Some Hunterstruct Thoughts On Small Home Design . . .
Though a few hold outs remain, most home designers now recognise the importance of minimising building footprints for a variety of reasons, environmental and budgetary among them.
Certainly, designing smaller homes comes with its own set of challenges. Faced by footprint limitations as well as the usual height restrictions, the common temptation of many designers is to try to do too much with too little, a scenario that all too often results in cramped, hard-to use spaces. Except in rare cases, every design project faces compromises. Most often, time spent plotting will achieve a reasonable compromise by finding a suitable balance between expectations and the factors impinging on them.
Avoiding the temptation to “try to do too much with too little,” experienced small home designers resort to a variety of methods to meet design challenges. We’ll touch on some of these ideas below, because their use often marks the difference between superb and second rate results.
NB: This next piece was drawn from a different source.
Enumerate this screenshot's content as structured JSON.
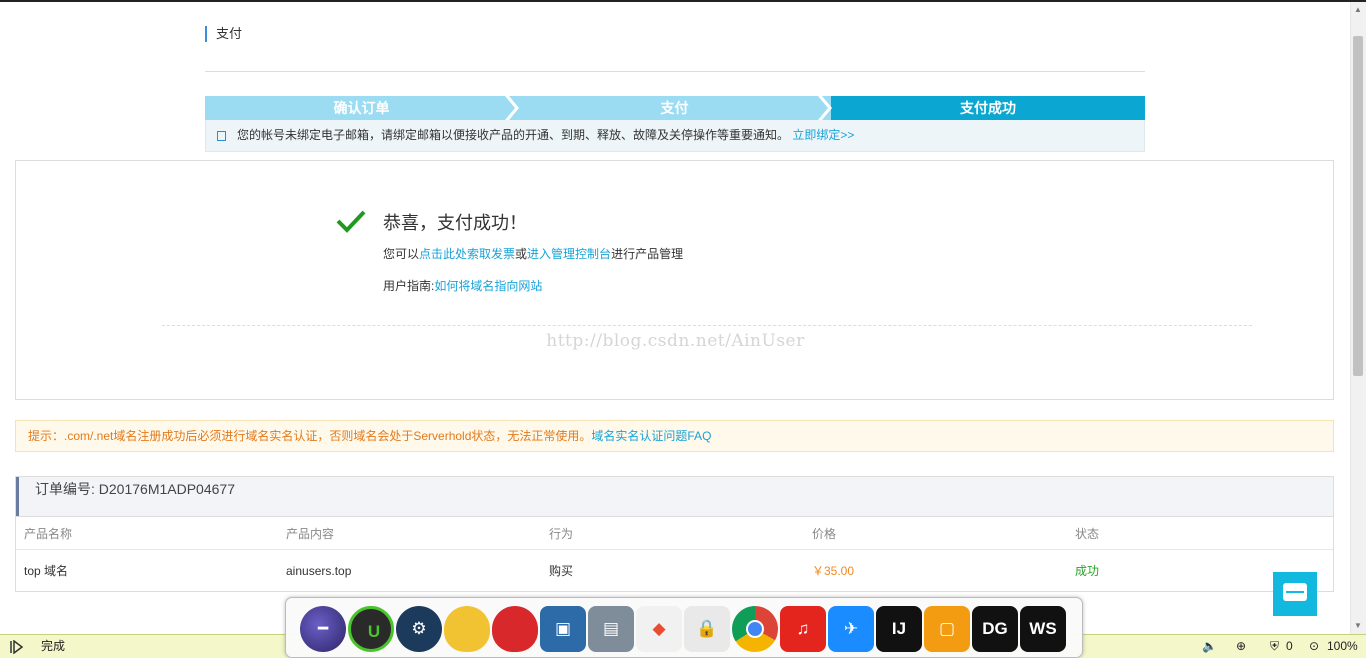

Laurabrook Gallery
It sounds oversimplified, but managing spatial limits is simple: design smarter
Designing smarter begins with recognising exactly which elements of home design increase a user’s sense of space, and which detract from it. The first limit traditional designers have imposed on this sense of spaciousness is walls. Yes, sometimes they’re crucial. For privacy and comfort, we need bathroom and bedroom divisions within a home space as much as we need exterior walls. But for most areas in homes, privacy is not a requirement, ease of use is. Laurabrook Gallery
Gone are the days when kitchens and their users were tucked away out of sight. Gone are the days when valuable floor space was eaten up by lengthy hallways. View a Laurabrook video …
Removing sightline-restricting walls is only the first step in a general move to increase sightlines in every direction possible. The next direction is up.
Every Hunterstruct home design features vaulted or coffered ceilings. Like open-concept floor plans, elevated, specialised ceilings provide users that all-important sensation of open space and freedom of movement. We use this same, sightline-increasing approach elsewhere in buildings, particularly at ground level where ceiling heights do not need to be the traditional 7-8 foot finished height. An ideal ground-level ceiling will be a about nine feet. This allows at least a full eight feet beneath any ductwork installed for heating and other requirements.
In tandem with minimising partitions whenever possible, elevated ground-level ceilings are a good first step to transforming the traditional cramped, poorly lit basement into a desirable place to be.
Of course, these tactics are only a couple of ways to make small feel big, and there are many more, all designed to increase interest and usability in smaller homes, or as we like to think of it, make more of less through sensible design. Sensible design begins every great building result. Laurabrook Gallery